— WHAT THE TASK REQUIRES —
Do not include the pictures; repeat the rest of the data exactly.

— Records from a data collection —

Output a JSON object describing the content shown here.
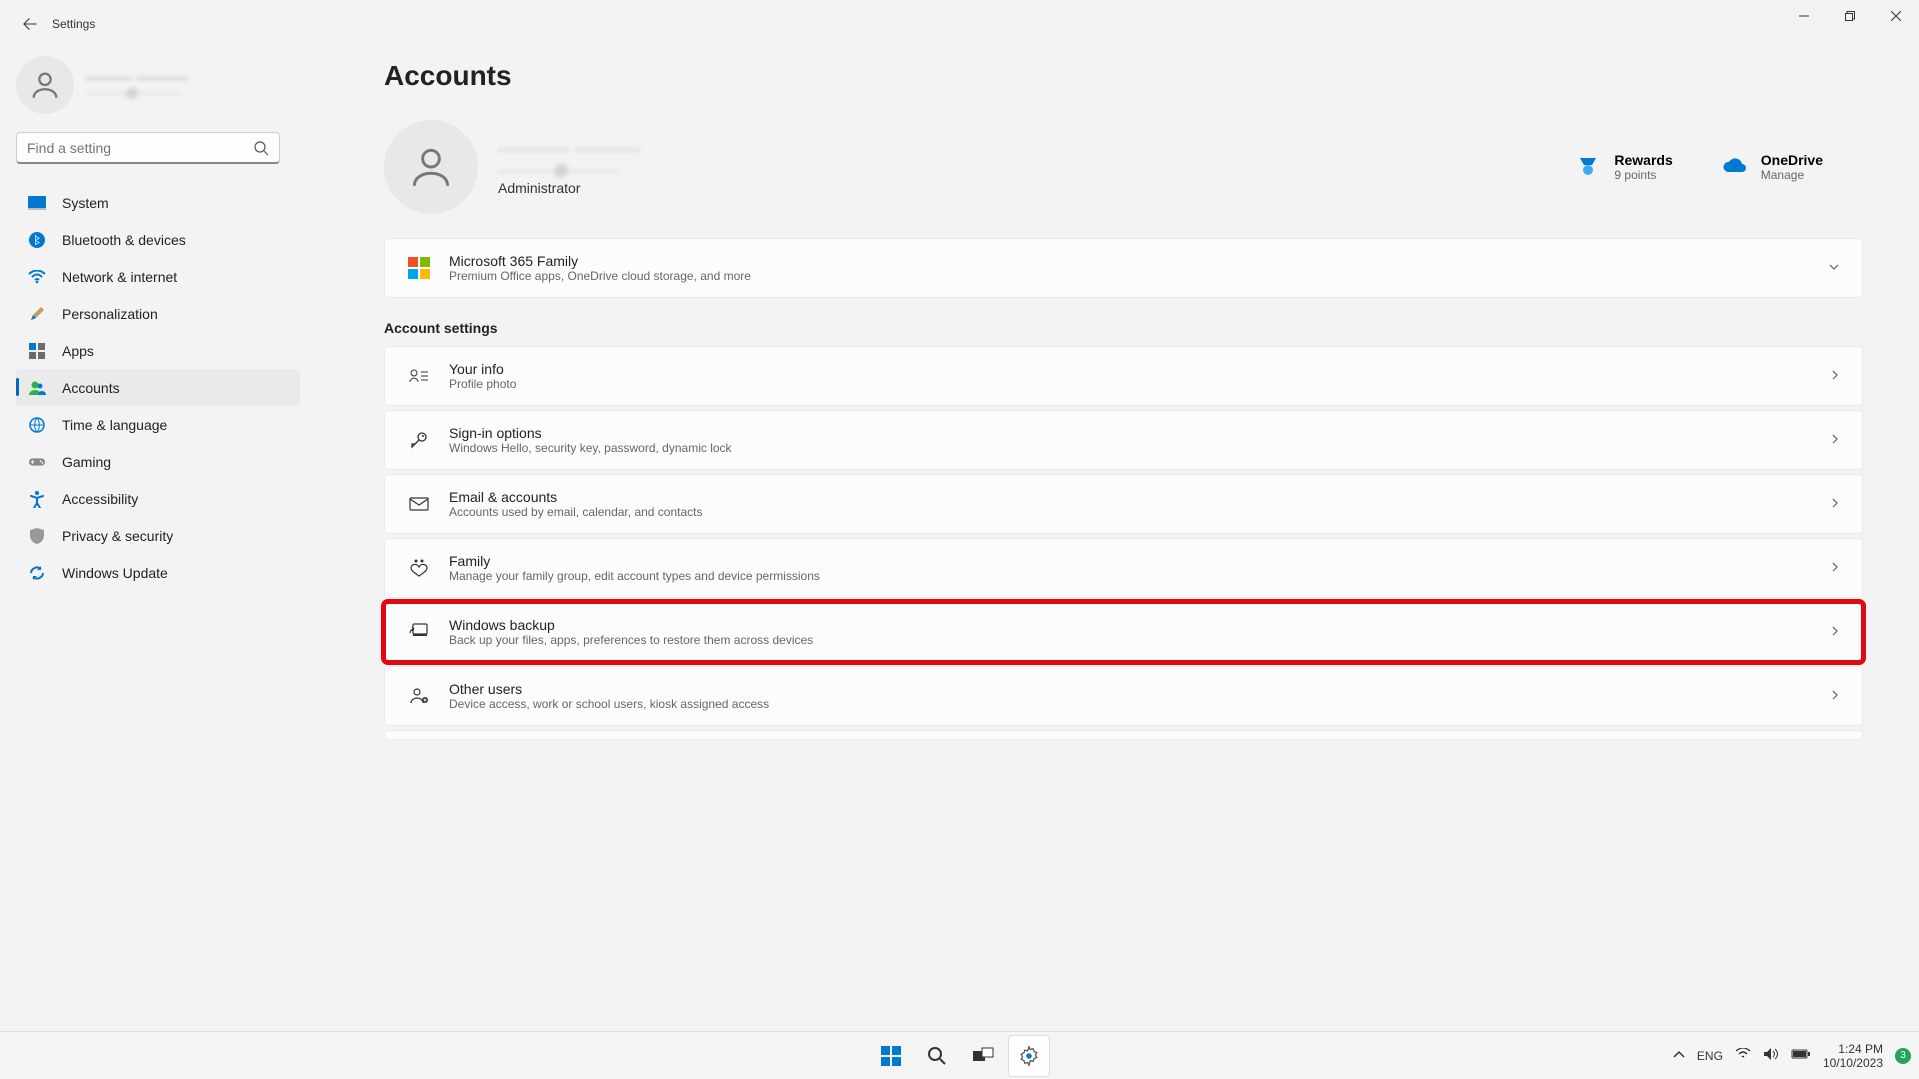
{
  "window": {
    "title": "Settings"
  },
  "sidebar_user": {
    "name": "·········· ···········",
    "email": "··········@···········"
  },
  "search": {
    "placeholder": "Find a setting"
  },
  "nav": {
    "items": [
      {
        "label": "System"
      },
      {
        "label": "Bluetooth & devices"
      },
      {
        "label": "Network & internet"
      },
      {
        "label": "Personalization"
      },
      {
        "label": "Apps"
      },
      {
        "label": "Accounts"
      },
      {
        "label": "Time & language"
      },
      {
        "label": "Gaming"
      },
      {
        "label": "Accessibility"
      },
      {
        "label": "Privacy & security"
      },
      {
        "label": "Windows Update"
      }
    ]
  },
  "page": {
    "title": "Accounts",
    "account_name": "············ ···········",
    "account_email": "············@···········",
    "account_role": "Administrator"
  },
  "tiles": {
    "rewards_title": "Rewards",
    "rewards_sub": "9 points",
    "onedrive_title": "OneDrive",
    "onedrive_sub": "Manage"
  },
  "ms365": {
    "title": "Microsoft 365 Family",
    "sub": "Premium Office apps, OneDrive cloud storage, and more"
  },
  "section_label": "Account settings",
  "settings": [
    {
      "title": "Your info",
      "sub": "Profile photo",
      "icon": "person-card"
    },
    {
      "title": "Sign-in options",
      "sub": "Windows Hello, security key, password, dynamic lock",
      "icon": "key"
    },
    {
      "title": "Email & accounts",
      "sub": "Accounts used by email, calendar, and contacts",
      "icon": "mail"
    },
    {
      "title": "Family",
      "sub": "Manage your family group, edit account types and device permissions",
      "icon": "heart-people"
    },
    {
      "title": "Windows backup",
      "sub": "Back up your files, apps, preferences to restore them across devices",
      "icon": "backup",
      "highlight": true
    },
    {
      "title": "Other users",
      "sub": "Device access, work or school users, kiosk assigned access",
      "icon": "person-add"
    }
  ],
  "taskbar": {
    "lang": "ENG",
    "time": "1:24 PM",
    "date": "10/10/2023",
    "notification_count": "3"
  }
}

— SOLUTION FOR THIS EXERCISE —
Output a JSON object describing the content shown here.
{
  "window": {
    "title": "Settings"
  },
  "sidebar_user": {
    "name": "·········· ···········",
    "email": "··········@···········"
  },
  "search": {
    "placeholder": "Find a setting"
  },
  "nav": {
    "items": [
      {
        "label": "System"
      },
      {
        "label": "Bluetooth & devices"
      },
      {
        "label": "Network & internet"
      },
      {
        "label": "Personalization"
      },
      {
        "label": "Apps"
      },
      {
        "label": "Accounts"
      },
      {
        "label": "Time & language"
      },
      {
        "label": "Gaming"
      },
      {
        "label": "Accessibility"
      },
      {
        "label": "Privacy & security"
      },
      {
        "label": "Windows Update"
      }
    ]
  },
  "page": {
    "title": "Accounts",
    "account_name": "············ ···········",
    "account_email": "············@···········",
    "account_role": "Administrator"
  },
  "tiles": {
    "rewards_title": "Rewards",
    "rewards_sub": "9 points",
    "onedrive_title": "OneDrive",
    "onedrive_sub": "Manage"
  },
  "ms365": {
    "title": "Microsoft 365 Family",
    "sub": "Premium Office apps, OneDrive cloud storage, and more"
  },
  "section_label": "Account settings",
  "settings": [
    {
      "title": "Your info",
      "sub": "Profile photo",
      "icon": "person-card"
    },
    {
      "title": "Sign-in options",
      "sub": "Windows Hello, security key, password, dynamic lock",
      "icon": "key"
    },
    {
      "title": "Email & accounts",
      "sub": "Accounts used by email, calendar, and contacts",
      "icon": "mail"
    },
    {
      "title": "Family",
      "sub": "Manage your family group, edit account types and device permissions",
      "icon": "heart-people"
    },
    {
      "title": "Windows backup",
      "sub": "Back up your files, apps, preferences to restore them across devices",
      "icon": "backup",
      "highlight": true
    },
    {
      "title": "Other users",
      "sub": "Device access, work or school users, kiosk assigned access",
      "icon": "person-add"
    }
  ],
  "taskbar": {
    "lang": "ENG",
    "time": "1:24 PM",
    "date": "10/10/2023",
    "notification_count": "3"
  }
}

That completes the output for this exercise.